-- AVAILABLE DATA follows --

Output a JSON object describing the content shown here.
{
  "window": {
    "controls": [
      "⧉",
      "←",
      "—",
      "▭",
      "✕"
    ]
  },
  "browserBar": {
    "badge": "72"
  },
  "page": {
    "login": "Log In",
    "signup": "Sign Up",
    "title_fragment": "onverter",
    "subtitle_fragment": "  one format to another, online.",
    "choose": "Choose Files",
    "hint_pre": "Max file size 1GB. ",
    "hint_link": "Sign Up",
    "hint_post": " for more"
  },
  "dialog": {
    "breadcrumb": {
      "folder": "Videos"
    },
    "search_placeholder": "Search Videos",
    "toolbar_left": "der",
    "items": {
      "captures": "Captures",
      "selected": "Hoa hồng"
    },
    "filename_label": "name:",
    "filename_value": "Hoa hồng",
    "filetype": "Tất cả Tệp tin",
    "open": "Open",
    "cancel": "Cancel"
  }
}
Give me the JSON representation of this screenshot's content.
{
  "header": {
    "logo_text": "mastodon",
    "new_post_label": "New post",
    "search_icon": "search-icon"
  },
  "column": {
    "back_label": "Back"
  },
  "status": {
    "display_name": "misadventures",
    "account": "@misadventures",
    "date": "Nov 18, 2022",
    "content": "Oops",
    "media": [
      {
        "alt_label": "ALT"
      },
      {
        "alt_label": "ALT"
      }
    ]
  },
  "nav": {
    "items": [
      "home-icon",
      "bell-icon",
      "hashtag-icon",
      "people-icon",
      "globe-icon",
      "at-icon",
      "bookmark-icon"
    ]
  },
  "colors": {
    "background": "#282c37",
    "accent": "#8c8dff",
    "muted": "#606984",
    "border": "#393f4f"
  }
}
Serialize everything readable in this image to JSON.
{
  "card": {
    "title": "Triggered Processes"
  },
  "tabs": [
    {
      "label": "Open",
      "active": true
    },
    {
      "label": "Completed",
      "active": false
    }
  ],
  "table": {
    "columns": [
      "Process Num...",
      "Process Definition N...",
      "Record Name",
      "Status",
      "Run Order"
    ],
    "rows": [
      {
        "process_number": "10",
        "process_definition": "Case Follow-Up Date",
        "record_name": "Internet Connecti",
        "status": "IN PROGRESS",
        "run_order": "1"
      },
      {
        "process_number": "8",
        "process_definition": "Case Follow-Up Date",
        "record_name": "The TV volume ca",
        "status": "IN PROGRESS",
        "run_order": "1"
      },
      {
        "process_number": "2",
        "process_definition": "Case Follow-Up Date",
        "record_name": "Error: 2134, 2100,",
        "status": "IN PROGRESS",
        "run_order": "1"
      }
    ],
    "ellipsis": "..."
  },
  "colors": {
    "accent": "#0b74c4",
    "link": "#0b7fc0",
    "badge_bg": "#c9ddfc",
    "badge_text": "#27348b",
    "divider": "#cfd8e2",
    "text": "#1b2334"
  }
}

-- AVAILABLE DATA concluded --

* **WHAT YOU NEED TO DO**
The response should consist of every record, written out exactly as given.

* **ANSWER TO THIS EXERCISE**
Output a JSON object describing the content shown here.
{
  "window": {
    "controls": [
      "⧉",
      "←",
      "—",
      "▭",
      "✕"
    ]
  },
  "browserBar": {
    "badge": "72"
  },
  "page": {
    "login": "Log In",
    "signup": "Sign Up",
    "title_fragment": "onverter",
    "subtitle_fragment": "  one format to another, online.",
    "choose": "Choose Files",
    "hint_pre": "Max file size 1GB. ",
    "hint_link": "Sign Up",
    "hint_post": " for more"
  },
  "dialog": {
    "breadcrumb": {
      "folder": "Videos"
    },
    "search_placeholder": "Search Videos",
    "toolbar_left": "der",
    "items": {
      "captures": "Captures",
      "selected": "Hoa hồng"
    },
    "filename_label": "name:",
    "filename_value": "Hoa hồng",
    "filetype": "Tất cả Tệp tin",
    "open": "Open",
    "cancel": "Cancel"
  }
}
Give me the JSON representation of this screenshot's content.
{
  "header": {
    "logo_text": "mastodon",
    "new_post_label": "New post",
    "search_icon": "search-icon"
  },
  "column": {
    "back_label": "Back"
  },
  "status": {
    "display_name": "misadventures",
    "account": "@misadventures",
    "date": "Nov 18, 2022",
    "content": "Oops",
    "media": [
      {
        "alt_label": "ALT"
      },
      {
        "alt_label": "ALT"
      }
    ]
  },
  "nav": {
    "items": [
      "home-icon",
      "bell-icon",
      "hashtag-icon",
      "people-icon",
      "globe-icon",
      "at-icon",
      "bookmark-icon"
    ]
  },
  "colors": {
    "background": "#282c37",
    "accent": "#8c8dff",
    "muted": "#606984",
    "border": "#393f4f"
  }
}
Serialize everything readable in this image to JSON.
{
  "card": {
    "title": "Triggered Processes"
  },
  "tabs": [
    {
      "label": "Open",
      "active": true
    },
    {
      "label": "Completed",
      "active": false
    }
  ],
  "table": {
    "columns": [
      "Process Num...",
      "Process Definition N...",
      "Record Name",
      "Status",
      "Run Order"
    ],
    "rows": [
      {
        "process_number": "10",
        "process_definition": "Case Follow-Up Date",
        "record_name": "Internet Connecti",
        "status": "IN PROGRESS",
        "run_order": "1"
      },
      {
        "process_number": "8",
        "process_definition": "Case Follow-Up Date",
        "record_name": "The TV volume ca",
        "status": "IN PROGRESS",
        "run_order": "1"
      },
      {
        "process_number": "2",
        "process_definition": "Case Follow-Up Date",
        "record_name": "Error: 2134, 2100,",
        "status": "IN PROGRESS",
        "run_order": "1"
      }
    ],
    "ellipsis": "..."
  },
  "colors": {
    "accent": "#0b74c4",
    "link": "#0b7fc0",
    "badge_bg": "#c9ddfc",
    "badge_text": "#27348b",
    "divider": "#cfd8e2",
    "text": "#1b2334"
  }
}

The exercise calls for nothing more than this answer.